The train would run through areas that people will object to for all sorts of reasons. I am sure not everyone was happy about the Japanese bullet trains when they were proposed. Any change to infrastructure will face opposition. Imagine trying to convince people to build a Sydney Harbour Bridge today? There would be a million reasons why it should never happen and it would be a brave government indeed that tried to push it through.
Other objections will come from investors who will want more access to building lots; current Sydney home owners who may see their values drop as supply increases; local residents who want to retain their country lifestyle; developers who want to make as much money as they can from the proposal; overseas investors objecting to being locked out of the process. In fact the objections would probably overwhelm any government’s will to proceed.
We haven’t even discussed the financials of the project. It is not likely to be a break even situation, and it may require ongoing support in terms of subsidised train fares for years to come. It would be interesting however to do the sums, and look at what benefits may be realised. They would be hard to quantify. For example what would be the productivity impacts of having a larger pool of workers who would consider travelling to the CBD to work? What is the impact on consumer purchasing if first home buyers in a satellite city have lower mortgages and more disposable income? How much tax does that additional expenditure generate?
So what is the purpose of raising the concept? The purpose is to say that if we apply some creative thinking to the problems facing real estate price escalation, and first home buyers in particular, we can alleviate the pain, and may even solve the problem.

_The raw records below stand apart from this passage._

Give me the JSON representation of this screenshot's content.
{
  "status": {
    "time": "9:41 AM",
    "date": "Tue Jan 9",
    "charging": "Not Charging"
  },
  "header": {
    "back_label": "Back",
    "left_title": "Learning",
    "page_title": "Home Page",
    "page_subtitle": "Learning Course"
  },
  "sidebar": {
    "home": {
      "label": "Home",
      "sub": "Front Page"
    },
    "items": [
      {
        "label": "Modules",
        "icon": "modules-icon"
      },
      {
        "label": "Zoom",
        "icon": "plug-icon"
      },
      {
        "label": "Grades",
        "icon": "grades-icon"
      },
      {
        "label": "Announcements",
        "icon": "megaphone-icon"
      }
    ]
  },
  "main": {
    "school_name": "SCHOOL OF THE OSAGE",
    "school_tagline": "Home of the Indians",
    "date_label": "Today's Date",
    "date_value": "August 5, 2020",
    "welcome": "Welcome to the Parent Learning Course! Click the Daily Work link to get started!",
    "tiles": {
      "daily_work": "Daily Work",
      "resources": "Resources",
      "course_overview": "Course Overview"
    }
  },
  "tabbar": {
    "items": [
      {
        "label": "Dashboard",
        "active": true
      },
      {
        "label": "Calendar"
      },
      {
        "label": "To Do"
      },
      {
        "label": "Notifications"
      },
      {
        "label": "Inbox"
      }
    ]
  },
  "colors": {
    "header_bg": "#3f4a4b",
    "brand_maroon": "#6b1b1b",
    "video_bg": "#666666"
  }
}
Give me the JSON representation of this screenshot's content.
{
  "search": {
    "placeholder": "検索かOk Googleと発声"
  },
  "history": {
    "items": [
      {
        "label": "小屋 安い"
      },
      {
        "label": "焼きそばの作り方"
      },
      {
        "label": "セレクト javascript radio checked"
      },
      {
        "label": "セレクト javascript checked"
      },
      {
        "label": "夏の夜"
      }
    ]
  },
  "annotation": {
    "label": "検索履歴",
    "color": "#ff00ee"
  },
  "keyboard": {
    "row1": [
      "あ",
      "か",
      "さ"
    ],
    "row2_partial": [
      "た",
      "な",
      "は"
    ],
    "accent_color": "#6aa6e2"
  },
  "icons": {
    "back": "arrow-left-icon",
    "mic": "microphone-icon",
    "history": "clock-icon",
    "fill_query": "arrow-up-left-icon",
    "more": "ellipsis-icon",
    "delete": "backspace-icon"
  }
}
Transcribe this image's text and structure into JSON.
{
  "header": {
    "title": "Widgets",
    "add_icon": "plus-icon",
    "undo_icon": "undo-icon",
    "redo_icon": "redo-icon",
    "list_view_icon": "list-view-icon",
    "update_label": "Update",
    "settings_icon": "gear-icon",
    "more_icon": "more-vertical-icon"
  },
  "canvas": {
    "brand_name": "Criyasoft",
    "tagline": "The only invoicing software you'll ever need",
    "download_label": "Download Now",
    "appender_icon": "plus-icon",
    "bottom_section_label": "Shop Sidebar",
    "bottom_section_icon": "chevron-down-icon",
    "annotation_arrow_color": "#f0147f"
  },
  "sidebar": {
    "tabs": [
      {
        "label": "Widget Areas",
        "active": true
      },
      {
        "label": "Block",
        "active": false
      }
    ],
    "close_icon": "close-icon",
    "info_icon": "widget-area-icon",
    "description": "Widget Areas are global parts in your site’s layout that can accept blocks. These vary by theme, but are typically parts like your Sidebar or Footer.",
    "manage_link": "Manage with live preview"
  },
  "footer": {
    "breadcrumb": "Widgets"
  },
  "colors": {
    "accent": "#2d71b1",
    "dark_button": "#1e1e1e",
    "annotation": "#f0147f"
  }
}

The problem is not the price of real estate. The problem is the opposition to any conceptual discussion of a solution.
Governments do not have enough power to say that something they propose is for the common good and is not necessarily to make everyone happy. It seems it is not acceptable for the minority who don’t like something, to forego their vested interest for the majority. The idea of “for the common good” is called democracy but that is not what we practice.
In an adversarial form of government as we have in Australia, the opposition are not likely to join forces with the government to present a united front. They are more likely to see an opportunity to gain support by being divisive.
A concept such as this would require all major parties to present a united front. Is this likely to happen? Not unless the public demand it. So it is back to you and me. Do we want to solve the problem by demanding the major parties come up with an agreed conceptual solution – not necessarily this one – or just complain about house prices and let the problem fester for our children and grandchildren?